So where did this now heavily commercialized holiday come from? Histories generally end up tracing back to the Celtic festival of Samhain (pronounced SOW-win) that ushered in the Celtic new year and celebrated the end of summer. Many mass-media histories of Halloween seem to indicate that the holiday has been passed to current times looking almost the same as the original festival, but according to David Skal in Death Makes a Holiday, Halloween is a hybrid of many different cultures, cultivated in America, which may explain the popularity of a holiday that is such a hodge podge of cultures. A mishmash of Samhain, All Soul’s Day, Guy Fawkes Day, and Roman festivities all combine to form a celebration that America in particular has embraced and created into its own image.
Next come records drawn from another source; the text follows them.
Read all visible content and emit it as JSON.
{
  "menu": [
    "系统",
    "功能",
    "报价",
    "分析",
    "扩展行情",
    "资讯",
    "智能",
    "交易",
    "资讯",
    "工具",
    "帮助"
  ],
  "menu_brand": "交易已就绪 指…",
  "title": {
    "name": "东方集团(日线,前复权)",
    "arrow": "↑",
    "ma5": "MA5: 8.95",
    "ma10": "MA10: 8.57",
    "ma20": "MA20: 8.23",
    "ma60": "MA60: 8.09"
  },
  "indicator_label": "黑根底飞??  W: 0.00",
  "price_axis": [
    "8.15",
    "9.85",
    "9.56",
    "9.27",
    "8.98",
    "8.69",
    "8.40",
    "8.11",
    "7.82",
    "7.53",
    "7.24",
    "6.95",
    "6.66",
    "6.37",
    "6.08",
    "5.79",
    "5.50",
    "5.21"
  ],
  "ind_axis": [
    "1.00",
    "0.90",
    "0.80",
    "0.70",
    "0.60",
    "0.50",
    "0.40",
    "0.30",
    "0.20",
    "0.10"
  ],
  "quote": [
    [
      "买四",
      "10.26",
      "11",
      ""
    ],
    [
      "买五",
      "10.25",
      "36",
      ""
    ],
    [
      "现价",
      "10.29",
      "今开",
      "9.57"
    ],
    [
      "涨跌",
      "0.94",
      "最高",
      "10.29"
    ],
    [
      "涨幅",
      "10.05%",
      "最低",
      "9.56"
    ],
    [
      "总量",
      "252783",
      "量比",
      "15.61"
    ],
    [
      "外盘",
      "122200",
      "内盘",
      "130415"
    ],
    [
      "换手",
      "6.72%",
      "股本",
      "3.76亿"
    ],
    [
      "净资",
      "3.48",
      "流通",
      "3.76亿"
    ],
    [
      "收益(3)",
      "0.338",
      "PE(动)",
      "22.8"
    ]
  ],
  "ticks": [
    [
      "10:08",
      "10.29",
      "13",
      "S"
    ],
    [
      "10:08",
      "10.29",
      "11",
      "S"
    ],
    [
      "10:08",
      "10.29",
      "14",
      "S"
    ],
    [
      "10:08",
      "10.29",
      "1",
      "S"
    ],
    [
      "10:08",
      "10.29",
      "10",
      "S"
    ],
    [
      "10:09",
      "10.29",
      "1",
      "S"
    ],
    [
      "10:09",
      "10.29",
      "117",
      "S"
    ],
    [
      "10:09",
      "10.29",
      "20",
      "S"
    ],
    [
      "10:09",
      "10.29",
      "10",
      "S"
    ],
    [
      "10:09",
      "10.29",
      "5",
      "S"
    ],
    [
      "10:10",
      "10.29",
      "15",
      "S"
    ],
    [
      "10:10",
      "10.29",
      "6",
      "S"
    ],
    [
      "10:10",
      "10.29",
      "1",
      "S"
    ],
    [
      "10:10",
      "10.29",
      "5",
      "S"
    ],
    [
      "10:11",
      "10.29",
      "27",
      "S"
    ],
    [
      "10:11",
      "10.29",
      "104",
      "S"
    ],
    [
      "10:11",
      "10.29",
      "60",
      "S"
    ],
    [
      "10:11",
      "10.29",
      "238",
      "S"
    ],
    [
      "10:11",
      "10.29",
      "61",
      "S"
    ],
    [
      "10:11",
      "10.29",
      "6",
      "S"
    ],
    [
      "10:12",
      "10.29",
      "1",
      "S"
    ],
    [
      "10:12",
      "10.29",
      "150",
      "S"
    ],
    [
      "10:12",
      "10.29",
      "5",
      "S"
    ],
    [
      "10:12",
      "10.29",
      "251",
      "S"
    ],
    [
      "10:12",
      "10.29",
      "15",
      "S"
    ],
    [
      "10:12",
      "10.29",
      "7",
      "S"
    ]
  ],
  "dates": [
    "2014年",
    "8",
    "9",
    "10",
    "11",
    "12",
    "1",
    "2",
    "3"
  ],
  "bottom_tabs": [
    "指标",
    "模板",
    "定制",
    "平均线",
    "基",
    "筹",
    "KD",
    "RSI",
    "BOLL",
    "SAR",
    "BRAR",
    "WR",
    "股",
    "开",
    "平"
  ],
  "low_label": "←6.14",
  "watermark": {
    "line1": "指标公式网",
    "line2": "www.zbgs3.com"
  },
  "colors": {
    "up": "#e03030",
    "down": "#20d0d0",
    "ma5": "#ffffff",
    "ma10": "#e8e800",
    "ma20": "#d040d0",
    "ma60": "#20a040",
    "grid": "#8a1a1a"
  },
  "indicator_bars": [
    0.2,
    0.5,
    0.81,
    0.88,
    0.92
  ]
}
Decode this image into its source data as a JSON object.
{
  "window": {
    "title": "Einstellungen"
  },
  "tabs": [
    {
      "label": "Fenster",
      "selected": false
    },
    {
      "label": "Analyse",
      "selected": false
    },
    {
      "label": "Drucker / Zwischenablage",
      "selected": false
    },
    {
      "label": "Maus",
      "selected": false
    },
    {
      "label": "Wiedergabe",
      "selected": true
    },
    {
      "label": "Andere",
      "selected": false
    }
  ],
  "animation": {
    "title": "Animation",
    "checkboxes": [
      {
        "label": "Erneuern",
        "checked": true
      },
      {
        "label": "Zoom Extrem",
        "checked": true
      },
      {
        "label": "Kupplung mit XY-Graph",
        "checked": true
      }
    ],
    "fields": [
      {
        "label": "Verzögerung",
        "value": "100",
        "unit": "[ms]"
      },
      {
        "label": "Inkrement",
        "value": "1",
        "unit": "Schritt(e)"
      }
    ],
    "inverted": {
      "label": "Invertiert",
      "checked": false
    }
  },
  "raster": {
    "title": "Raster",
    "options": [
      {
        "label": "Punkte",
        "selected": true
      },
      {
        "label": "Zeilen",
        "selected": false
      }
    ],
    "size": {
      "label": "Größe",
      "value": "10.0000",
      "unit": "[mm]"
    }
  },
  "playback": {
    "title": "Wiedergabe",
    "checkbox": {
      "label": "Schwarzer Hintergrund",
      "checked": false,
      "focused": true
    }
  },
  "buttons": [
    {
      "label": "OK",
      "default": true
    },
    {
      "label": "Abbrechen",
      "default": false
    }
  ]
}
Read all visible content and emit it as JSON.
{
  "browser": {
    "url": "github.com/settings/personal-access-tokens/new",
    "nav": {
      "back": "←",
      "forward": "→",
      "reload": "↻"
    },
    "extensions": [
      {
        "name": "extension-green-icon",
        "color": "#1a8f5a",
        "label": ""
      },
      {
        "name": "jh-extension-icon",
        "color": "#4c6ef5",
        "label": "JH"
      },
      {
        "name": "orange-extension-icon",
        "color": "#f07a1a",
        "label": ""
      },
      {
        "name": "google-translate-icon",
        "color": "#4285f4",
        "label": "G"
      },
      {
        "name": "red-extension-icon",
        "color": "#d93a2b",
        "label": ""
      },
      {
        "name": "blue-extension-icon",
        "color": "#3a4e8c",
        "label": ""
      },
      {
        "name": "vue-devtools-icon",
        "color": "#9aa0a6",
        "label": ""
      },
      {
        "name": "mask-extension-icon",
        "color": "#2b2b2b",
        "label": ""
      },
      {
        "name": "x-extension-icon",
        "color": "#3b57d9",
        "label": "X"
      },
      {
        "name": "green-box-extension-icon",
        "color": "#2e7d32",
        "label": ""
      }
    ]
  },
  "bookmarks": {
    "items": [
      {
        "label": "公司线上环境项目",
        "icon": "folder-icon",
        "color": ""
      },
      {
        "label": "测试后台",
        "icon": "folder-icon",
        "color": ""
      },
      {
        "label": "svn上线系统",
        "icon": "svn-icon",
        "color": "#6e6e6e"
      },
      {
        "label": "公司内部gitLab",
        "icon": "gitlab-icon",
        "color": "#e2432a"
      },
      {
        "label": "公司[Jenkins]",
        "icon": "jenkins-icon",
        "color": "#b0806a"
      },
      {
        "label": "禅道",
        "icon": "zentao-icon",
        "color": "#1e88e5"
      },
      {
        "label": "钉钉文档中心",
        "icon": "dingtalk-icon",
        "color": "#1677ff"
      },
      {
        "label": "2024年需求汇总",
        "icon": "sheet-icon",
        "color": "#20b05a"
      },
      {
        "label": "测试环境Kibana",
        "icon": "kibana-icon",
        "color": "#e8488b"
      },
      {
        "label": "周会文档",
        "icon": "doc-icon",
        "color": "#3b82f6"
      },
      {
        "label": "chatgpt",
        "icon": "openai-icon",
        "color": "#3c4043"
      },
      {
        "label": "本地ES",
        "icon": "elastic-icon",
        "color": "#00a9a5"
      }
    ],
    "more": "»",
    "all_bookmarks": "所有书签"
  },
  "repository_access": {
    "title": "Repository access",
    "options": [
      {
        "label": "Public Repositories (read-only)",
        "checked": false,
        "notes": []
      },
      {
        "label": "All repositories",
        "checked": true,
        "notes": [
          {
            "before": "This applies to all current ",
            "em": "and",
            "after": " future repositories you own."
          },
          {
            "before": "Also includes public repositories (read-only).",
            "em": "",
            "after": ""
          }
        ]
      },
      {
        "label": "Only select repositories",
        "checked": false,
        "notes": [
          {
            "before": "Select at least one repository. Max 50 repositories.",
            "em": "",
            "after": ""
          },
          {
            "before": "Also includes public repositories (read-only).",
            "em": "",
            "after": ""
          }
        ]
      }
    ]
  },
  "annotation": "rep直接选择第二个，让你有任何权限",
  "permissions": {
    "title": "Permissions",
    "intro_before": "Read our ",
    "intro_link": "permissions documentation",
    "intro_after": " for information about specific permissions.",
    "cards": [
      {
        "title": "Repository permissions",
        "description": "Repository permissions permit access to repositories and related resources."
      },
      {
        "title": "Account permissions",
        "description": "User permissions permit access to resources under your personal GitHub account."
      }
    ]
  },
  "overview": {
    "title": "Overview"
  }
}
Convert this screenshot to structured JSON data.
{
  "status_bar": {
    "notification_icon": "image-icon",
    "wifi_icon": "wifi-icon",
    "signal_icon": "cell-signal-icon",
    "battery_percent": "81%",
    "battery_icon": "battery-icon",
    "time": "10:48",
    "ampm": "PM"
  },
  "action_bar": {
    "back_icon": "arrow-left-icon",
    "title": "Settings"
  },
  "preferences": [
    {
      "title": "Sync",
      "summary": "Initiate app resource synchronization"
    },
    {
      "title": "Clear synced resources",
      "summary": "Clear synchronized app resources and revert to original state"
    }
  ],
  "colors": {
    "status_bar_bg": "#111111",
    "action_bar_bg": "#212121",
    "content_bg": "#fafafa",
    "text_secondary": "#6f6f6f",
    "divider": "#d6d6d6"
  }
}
Halloween has weathered World Wars, urban legends of tainted candy, and all out assaults from conservative churches to become what it is today.

Denise Delahorne of DDB Worldwide gives some insight on the popularity of the holiday, especially with adults. “There’s no stress to it. You don’t have to travel or deal with relatives. You can wear whatever you want and not be judged. There’s not the holiday pressure to find a date if you are single. There’s the fantasy, role-play element. If you think about it, it’s surprising that 90% of people don’t feel it’s their favorite holiday.”

The National Retail Federation predicts that more than 157 million people plan to celebrate Halloween this year, spending on average roughly $74. I myself have probably already spent more than that if we consider $30 for a haunted attraction, roughly $30 collecting parts for Halloween costume that really isn’t that elaborate, $18 on a ticket to a costume ball at the symphony, and any other random expenses on cute holiday decorations. But if you think about it, how can Thanksgiving and Christmas really compete? Thanksgiving is often the “boring” holiday of the three, involving work on food preparation and only a minimal amount of excitement in decorating and activities. Christmas brings the pressure of finding the right gifts and the expense, though it involves a level of nostalgia that Halloween has yet to conjure up. Both holidays involve family, and lots of it often times. Halloween is the party before two months of relative togetherness. No wonder Halloween has seen such a massive adoption.